→ WORK TO COMPLETE: Go through the lines below and copy each one that holds the string "koblenz".

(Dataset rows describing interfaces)
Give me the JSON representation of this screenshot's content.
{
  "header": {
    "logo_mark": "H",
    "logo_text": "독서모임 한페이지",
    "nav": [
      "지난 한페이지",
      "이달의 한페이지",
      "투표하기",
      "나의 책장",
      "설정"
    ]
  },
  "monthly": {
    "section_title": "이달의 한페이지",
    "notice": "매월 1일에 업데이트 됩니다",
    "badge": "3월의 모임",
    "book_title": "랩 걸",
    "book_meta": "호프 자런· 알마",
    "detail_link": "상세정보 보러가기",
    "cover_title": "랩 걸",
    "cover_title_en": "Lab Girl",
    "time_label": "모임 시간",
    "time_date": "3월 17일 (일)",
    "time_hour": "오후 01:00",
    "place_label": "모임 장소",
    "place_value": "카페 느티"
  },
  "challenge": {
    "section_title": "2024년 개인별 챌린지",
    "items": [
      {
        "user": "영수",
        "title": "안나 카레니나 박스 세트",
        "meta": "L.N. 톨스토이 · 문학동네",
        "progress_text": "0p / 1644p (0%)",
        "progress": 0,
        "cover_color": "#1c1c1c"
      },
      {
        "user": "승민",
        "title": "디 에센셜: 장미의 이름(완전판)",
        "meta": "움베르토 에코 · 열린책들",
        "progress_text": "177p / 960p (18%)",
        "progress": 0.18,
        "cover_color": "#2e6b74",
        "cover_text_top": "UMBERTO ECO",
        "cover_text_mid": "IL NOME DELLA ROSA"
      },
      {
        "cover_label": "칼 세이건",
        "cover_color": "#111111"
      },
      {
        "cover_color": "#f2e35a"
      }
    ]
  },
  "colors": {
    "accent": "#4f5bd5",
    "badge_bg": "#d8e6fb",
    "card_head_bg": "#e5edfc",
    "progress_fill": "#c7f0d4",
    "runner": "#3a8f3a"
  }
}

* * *

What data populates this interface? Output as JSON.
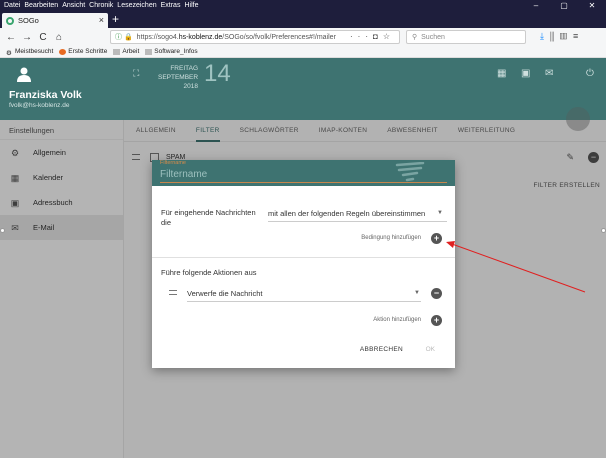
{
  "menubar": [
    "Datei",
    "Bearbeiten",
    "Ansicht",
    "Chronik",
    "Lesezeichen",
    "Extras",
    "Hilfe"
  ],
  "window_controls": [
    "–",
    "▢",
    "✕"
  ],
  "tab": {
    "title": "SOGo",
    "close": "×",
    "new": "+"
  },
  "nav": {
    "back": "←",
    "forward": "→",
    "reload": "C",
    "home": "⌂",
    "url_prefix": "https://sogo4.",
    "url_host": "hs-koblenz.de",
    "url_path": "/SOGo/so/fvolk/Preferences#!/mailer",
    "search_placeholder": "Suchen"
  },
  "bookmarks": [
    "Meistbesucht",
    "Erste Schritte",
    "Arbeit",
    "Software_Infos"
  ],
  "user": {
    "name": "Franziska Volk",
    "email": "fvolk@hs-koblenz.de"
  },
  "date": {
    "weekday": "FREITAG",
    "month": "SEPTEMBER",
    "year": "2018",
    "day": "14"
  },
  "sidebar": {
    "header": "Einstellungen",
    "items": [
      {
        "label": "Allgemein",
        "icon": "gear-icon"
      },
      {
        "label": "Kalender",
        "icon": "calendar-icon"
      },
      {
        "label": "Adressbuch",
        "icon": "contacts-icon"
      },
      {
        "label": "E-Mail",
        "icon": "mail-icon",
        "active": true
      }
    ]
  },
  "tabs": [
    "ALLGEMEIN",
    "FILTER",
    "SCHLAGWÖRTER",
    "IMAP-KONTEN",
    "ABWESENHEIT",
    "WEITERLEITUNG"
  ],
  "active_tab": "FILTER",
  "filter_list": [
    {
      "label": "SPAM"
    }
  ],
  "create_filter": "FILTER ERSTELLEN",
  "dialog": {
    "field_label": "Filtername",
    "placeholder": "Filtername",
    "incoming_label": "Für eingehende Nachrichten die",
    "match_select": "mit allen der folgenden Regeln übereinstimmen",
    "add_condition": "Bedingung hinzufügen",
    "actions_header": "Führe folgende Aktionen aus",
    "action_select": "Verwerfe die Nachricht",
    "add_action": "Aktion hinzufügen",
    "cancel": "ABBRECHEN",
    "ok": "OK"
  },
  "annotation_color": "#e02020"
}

→ OUTPUT OF THE EXERCISE:
    "url_host": "hs-koblenz.de",
    "email": "fvolk@hs-koblenz.de"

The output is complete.